_Your objective_.
Every line with the string "attackable" in it belongs in your answer, so copy them all from the data.
[[ Excerpted data open ]]
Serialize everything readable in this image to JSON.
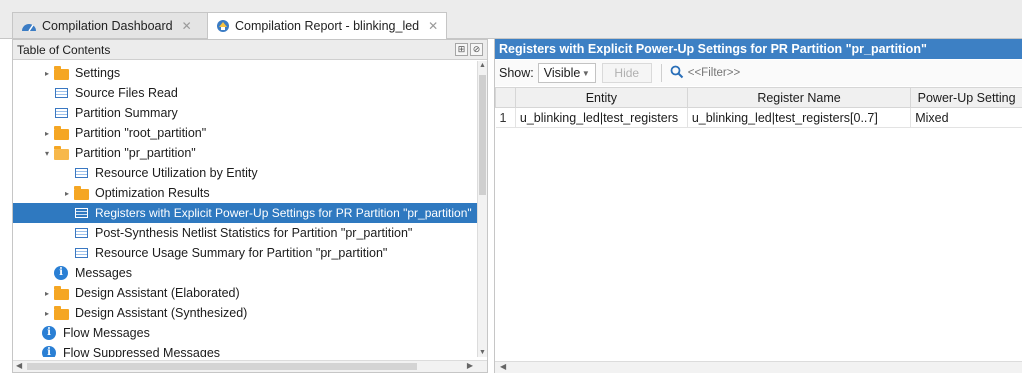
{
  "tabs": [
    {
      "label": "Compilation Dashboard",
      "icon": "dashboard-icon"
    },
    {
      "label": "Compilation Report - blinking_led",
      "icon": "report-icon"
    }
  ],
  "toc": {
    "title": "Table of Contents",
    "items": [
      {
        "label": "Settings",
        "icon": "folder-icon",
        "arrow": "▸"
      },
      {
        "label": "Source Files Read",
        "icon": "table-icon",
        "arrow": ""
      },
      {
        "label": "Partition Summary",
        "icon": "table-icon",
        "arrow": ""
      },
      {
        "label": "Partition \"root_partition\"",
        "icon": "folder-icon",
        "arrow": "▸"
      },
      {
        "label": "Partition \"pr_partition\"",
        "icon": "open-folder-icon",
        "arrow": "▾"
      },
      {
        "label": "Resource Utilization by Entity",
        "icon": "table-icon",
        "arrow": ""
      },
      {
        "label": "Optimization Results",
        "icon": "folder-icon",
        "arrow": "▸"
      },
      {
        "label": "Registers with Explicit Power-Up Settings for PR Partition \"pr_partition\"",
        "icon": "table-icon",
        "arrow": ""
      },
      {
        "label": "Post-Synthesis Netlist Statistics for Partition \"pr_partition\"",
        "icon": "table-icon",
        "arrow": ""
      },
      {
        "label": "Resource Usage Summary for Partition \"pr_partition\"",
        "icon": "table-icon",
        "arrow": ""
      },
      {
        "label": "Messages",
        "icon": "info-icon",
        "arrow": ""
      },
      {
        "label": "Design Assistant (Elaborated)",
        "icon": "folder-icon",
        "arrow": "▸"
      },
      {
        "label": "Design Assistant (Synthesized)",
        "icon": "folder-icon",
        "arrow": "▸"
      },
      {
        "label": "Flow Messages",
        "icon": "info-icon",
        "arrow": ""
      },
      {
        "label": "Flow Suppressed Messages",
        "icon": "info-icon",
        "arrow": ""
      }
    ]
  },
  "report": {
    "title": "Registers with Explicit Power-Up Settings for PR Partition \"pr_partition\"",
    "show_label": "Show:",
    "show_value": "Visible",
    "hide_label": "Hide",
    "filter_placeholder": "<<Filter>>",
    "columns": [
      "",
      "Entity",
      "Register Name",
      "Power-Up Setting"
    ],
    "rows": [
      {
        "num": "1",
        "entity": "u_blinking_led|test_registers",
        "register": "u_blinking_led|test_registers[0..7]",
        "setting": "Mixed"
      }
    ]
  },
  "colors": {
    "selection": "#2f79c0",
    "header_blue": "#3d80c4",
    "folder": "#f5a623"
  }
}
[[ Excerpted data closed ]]
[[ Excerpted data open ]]
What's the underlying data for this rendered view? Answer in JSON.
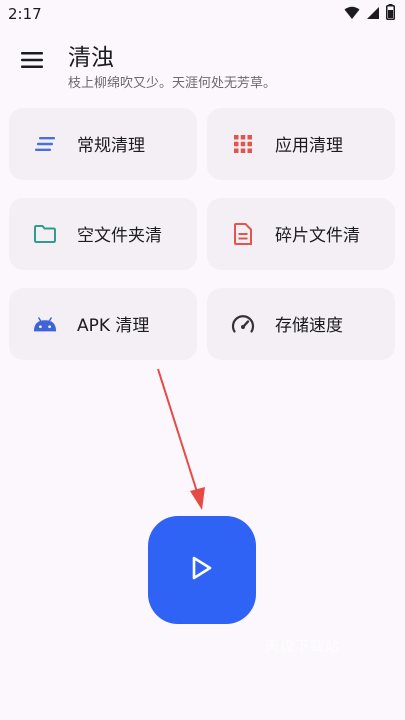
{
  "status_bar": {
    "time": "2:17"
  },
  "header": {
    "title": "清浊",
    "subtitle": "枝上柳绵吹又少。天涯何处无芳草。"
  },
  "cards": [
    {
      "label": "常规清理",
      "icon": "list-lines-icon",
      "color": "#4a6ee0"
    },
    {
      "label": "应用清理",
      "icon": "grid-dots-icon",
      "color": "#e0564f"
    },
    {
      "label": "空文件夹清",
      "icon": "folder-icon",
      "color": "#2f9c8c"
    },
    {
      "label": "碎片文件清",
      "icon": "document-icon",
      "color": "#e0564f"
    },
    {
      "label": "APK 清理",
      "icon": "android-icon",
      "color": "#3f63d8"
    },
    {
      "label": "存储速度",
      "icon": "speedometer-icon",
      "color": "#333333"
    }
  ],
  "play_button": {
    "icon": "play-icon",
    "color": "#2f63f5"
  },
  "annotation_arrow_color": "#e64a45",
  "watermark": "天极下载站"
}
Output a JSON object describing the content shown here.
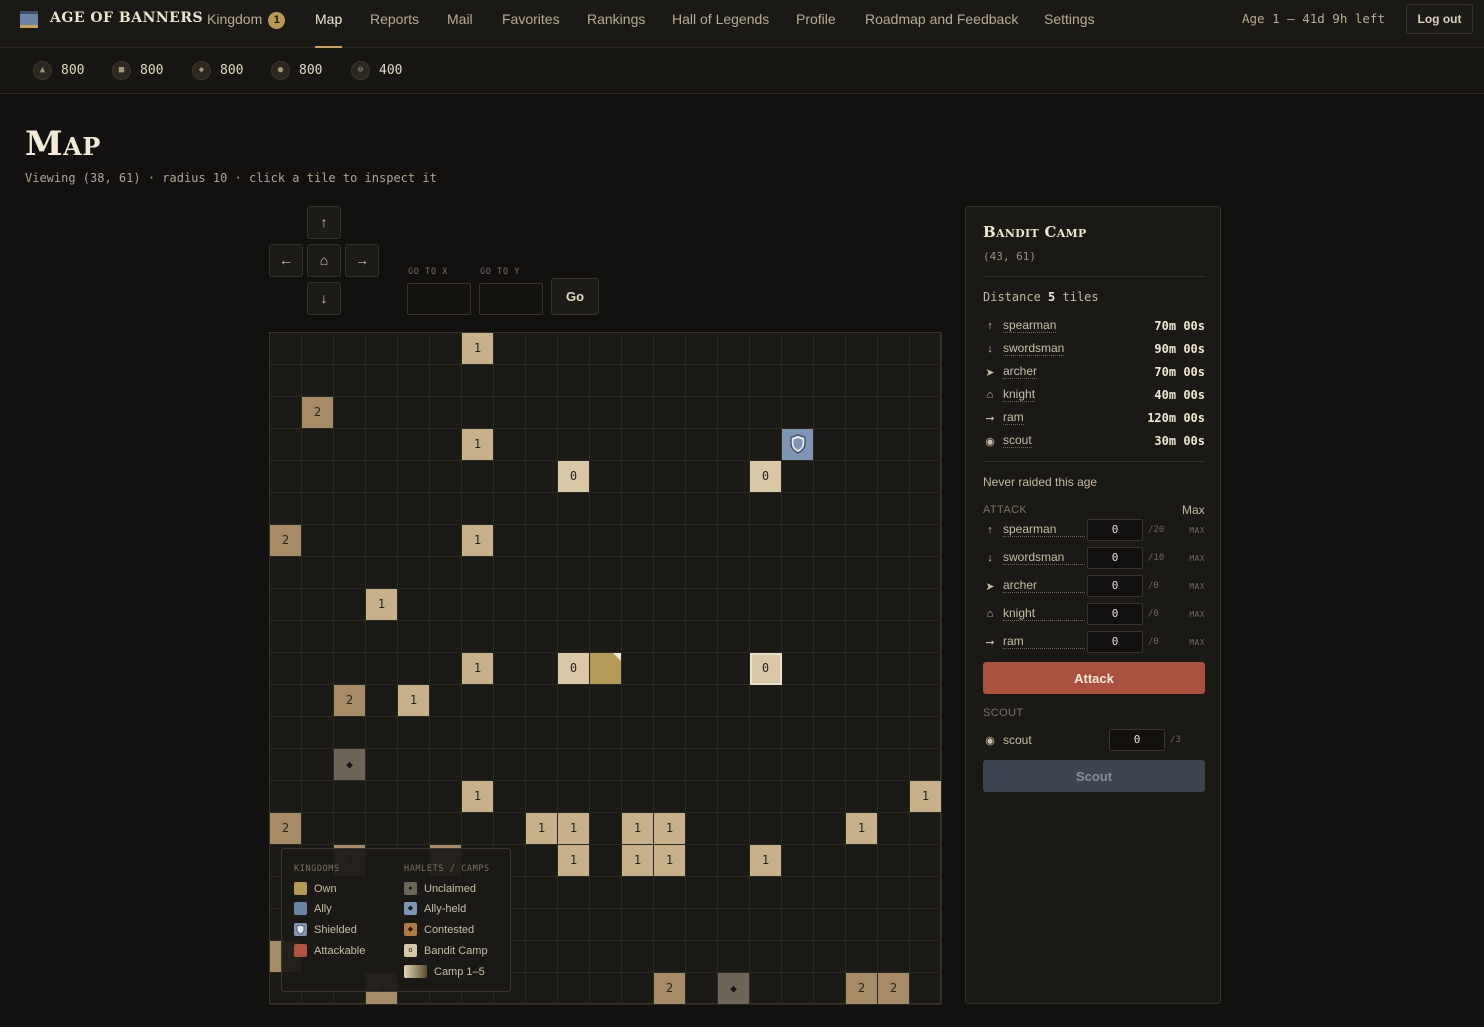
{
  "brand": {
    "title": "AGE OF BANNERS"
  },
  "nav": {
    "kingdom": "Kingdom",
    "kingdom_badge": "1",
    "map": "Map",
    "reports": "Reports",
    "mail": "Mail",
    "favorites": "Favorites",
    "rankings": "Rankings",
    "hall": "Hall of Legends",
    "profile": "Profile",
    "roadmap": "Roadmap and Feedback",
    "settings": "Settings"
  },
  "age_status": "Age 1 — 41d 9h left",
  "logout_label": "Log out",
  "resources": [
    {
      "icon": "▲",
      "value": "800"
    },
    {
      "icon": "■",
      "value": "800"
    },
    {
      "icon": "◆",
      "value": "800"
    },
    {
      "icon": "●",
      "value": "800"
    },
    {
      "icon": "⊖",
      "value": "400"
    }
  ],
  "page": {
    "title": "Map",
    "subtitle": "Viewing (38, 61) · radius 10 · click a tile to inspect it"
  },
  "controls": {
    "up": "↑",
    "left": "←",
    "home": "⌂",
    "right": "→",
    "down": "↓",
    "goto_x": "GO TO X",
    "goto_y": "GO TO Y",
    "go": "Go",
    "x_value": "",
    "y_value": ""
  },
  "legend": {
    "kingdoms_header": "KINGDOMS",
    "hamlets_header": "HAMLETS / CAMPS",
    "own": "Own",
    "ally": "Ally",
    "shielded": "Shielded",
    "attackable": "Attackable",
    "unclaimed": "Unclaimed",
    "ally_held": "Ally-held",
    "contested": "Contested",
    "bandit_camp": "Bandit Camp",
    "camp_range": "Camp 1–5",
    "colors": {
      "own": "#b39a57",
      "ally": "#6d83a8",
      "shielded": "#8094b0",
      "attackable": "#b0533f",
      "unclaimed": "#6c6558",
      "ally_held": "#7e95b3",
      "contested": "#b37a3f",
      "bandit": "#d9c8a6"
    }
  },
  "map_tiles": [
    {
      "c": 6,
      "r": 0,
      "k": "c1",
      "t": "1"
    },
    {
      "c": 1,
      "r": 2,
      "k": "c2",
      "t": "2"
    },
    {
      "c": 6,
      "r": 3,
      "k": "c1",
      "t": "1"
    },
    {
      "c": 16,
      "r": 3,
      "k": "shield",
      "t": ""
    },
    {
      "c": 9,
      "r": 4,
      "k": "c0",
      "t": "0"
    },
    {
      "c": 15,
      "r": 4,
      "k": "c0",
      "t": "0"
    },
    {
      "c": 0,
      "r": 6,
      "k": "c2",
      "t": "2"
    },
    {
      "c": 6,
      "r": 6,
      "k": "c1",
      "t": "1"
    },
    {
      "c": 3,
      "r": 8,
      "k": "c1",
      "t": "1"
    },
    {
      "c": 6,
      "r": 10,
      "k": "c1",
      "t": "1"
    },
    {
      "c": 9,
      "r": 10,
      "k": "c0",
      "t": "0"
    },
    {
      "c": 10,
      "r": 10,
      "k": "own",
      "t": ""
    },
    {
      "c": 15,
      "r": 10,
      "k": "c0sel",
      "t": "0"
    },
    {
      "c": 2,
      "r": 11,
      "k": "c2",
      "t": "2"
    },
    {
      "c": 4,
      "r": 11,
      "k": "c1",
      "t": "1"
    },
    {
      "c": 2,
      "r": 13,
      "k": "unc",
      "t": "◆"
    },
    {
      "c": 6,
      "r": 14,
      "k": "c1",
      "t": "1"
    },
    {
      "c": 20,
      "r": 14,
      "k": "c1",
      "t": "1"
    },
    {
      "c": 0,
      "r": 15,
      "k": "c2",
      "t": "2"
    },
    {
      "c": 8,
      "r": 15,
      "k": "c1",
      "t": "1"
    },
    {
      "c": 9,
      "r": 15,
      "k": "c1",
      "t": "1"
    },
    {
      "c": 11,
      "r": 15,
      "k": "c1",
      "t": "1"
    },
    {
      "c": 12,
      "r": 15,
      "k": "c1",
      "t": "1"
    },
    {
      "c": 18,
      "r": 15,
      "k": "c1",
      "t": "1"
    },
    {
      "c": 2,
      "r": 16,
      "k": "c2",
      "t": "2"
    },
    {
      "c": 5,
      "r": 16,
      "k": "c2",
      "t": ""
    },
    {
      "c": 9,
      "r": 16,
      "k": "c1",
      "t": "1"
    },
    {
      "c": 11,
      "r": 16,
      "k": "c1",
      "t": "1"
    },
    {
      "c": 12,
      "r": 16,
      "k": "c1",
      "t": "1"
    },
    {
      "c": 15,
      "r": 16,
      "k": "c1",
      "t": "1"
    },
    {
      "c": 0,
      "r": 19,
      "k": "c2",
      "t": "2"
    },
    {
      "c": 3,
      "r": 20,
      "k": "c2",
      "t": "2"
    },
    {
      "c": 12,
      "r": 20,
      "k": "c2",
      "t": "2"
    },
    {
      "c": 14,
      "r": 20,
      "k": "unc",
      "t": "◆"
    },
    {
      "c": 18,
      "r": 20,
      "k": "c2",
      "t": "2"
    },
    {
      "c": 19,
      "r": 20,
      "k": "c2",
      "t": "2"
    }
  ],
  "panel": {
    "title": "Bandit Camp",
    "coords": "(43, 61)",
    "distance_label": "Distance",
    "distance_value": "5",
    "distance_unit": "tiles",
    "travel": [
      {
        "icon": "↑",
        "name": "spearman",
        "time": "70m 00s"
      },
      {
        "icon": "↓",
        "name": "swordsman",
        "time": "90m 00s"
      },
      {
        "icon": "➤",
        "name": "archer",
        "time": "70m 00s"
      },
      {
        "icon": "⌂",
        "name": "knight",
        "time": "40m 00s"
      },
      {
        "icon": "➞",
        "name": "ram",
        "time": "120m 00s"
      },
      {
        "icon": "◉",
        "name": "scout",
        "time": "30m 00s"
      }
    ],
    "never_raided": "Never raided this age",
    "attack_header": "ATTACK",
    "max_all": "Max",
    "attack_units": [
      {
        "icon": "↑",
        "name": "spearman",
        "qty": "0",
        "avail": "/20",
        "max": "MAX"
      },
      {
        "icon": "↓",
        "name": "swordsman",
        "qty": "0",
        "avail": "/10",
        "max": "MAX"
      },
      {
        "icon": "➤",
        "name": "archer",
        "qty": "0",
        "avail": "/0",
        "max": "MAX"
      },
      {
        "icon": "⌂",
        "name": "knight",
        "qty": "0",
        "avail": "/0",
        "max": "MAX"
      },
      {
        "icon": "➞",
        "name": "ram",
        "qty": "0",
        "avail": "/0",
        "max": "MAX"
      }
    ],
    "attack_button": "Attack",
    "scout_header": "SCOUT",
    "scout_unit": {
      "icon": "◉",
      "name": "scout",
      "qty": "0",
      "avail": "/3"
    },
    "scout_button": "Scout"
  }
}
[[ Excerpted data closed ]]
_Response to this exercise_.
    "attackable": "Attackable",
      "attackable": "#b0533f",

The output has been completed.